Some lines in the listing hold the word "Name". Return each of them.
+ + + + +
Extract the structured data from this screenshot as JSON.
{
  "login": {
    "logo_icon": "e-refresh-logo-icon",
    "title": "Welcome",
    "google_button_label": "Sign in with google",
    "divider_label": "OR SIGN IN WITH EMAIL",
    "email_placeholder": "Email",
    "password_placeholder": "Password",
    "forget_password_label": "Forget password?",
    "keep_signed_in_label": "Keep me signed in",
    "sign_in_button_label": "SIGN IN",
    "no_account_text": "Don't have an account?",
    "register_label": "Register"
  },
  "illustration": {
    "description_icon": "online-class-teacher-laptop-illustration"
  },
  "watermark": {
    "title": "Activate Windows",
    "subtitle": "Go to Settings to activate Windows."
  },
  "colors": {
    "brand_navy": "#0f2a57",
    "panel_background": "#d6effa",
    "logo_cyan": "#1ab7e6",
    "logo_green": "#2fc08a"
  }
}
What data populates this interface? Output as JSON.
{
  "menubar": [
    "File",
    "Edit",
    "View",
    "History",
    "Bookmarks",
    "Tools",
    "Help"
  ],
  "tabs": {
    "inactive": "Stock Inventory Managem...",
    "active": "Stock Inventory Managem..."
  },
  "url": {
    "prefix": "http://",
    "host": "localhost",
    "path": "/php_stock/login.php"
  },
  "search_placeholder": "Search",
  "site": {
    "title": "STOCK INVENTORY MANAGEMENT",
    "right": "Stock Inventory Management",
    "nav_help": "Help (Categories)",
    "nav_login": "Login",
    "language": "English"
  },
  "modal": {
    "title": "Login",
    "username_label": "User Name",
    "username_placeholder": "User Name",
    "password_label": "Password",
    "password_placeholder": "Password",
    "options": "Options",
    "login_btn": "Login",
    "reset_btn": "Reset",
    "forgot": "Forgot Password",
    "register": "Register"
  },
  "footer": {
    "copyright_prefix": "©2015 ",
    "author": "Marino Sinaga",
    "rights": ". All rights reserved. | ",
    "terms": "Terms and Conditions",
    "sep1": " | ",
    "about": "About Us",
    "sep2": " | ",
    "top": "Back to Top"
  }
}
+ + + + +
TASK SOLUTION:
    "username_label": "User Name",
    "username_placeholder": "User Name",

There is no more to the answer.